What lines in the entries hold the string "legend"? List them.

:: Information

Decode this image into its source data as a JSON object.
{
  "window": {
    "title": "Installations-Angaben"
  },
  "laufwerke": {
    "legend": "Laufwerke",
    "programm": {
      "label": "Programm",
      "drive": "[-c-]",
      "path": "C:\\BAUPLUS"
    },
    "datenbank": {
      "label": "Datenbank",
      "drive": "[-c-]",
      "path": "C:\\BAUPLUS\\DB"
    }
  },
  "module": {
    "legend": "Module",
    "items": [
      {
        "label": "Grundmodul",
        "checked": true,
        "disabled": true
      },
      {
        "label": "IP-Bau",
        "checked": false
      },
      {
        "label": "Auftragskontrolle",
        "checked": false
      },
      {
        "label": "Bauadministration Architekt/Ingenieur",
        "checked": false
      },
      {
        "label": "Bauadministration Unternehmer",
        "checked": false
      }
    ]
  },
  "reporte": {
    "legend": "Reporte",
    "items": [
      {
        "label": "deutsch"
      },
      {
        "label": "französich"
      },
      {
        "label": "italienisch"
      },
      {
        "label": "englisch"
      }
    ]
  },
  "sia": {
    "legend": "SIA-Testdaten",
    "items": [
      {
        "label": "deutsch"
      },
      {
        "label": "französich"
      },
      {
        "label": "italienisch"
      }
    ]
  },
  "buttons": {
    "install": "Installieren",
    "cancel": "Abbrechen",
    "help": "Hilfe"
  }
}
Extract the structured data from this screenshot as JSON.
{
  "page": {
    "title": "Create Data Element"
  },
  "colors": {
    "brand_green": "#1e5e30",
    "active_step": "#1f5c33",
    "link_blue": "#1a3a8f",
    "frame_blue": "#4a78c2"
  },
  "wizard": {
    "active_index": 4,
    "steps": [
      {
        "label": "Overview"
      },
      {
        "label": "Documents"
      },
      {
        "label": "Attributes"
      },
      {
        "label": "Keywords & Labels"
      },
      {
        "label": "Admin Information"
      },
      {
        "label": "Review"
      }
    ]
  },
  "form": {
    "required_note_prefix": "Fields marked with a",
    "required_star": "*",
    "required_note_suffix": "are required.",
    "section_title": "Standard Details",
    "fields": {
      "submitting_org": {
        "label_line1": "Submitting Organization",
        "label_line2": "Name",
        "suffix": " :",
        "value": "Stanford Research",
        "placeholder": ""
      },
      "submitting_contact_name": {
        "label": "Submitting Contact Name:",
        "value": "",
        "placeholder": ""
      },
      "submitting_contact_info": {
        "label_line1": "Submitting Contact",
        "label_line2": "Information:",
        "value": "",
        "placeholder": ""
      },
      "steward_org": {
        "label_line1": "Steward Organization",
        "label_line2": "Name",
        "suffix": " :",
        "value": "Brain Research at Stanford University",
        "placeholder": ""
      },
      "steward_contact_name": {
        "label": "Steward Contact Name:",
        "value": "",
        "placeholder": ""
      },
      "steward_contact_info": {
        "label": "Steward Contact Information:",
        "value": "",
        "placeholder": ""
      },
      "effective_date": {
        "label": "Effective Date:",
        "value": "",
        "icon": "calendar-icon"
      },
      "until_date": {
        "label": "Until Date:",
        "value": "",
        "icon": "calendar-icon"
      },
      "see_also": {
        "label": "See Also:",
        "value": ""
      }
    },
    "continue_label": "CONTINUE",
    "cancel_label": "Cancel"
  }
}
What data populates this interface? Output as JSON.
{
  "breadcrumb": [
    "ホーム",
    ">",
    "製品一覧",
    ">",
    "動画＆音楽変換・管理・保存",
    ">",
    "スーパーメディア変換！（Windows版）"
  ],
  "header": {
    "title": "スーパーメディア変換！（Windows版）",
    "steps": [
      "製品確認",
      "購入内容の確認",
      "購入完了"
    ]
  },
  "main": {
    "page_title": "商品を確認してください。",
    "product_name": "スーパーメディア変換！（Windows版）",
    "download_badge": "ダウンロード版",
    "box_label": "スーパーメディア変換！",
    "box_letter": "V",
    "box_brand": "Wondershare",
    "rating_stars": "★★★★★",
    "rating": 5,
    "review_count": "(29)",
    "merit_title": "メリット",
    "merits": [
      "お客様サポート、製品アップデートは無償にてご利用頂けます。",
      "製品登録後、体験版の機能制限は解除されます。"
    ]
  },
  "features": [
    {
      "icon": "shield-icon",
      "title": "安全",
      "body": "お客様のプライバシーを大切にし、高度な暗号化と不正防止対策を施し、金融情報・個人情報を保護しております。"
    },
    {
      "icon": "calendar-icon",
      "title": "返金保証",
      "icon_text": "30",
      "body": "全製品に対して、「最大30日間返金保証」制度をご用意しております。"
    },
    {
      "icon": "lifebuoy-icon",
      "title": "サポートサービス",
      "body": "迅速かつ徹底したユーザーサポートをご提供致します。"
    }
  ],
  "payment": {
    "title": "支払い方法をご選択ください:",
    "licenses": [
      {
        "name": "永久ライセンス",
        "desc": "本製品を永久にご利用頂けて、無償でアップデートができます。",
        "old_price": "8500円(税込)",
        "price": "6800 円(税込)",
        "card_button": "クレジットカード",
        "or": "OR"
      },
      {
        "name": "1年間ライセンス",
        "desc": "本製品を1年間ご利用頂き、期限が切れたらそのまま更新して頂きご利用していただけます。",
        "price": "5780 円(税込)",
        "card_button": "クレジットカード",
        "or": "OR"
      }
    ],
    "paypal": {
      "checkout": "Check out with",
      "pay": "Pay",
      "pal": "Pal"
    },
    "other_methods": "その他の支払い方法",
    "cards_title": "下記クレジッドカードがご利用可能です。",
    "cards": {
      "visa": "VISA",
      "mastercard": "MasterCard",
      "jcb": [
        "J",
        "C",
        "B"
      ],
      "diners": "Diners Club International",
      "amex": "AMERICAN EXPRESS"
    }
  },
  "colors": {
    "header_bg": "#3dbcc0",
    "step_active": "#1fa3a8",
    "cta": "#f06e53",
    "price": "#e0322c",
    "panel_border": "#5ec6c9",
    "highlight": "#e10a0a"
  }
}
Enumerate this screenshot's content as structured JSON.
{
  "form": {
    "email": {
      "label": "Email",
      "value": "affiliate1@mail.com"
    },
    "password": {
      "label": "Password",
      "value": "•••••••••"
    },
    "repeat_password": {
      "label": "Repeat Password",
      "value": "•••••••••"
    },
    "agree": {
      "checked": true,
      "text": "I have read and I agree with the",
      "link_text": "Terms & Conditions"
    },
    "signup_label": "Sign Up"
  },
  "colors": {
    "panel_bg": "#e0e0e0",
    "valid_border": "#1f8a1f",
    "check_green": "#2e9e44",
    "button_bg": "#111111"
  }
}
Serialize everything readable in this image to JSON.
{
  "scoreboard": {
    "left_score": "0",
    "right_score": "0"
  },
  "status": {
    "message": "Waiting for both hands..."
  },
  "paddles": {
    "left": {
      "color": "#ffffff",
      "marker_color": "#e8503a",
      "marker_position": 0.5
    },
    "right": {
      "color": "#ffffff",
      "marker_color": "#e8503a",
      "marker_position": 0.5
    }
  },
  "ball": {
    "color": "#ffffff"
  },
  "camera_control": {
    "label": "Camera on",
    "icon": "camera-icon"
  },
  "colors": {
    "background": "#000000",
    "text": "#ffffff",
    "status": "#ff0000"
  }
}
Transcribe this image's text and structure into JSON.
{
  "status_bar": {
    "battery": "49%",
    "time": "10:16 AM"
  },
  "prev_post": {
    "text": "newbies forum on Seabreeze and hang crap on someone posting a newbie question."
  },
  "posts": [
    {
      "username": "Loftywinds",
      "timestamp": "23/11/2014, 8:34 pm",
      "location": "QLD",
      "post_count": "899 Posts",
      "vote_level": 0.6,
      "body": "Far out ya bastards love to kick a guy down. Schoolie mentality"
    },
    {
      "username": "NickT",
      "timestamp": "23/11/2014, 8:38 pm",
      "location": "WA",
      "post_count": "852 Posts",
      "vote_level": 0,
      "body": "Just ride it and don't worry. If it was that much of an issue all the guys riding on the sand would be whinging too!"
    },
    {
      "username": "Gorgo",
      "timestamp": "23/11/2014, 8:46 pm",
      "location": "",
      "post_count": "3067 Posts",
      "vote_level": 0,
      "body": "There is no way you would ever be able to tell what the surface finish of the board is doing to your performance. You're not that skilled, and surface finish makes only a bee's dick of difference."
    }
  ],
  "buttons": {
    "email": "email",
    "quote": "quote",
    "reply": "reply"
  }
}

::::

* Exercise result
    "legend": "Laufwerke",
    "legend": "Module",
    "legend": "Reporte",
    "legend": "SIA-Testdaten",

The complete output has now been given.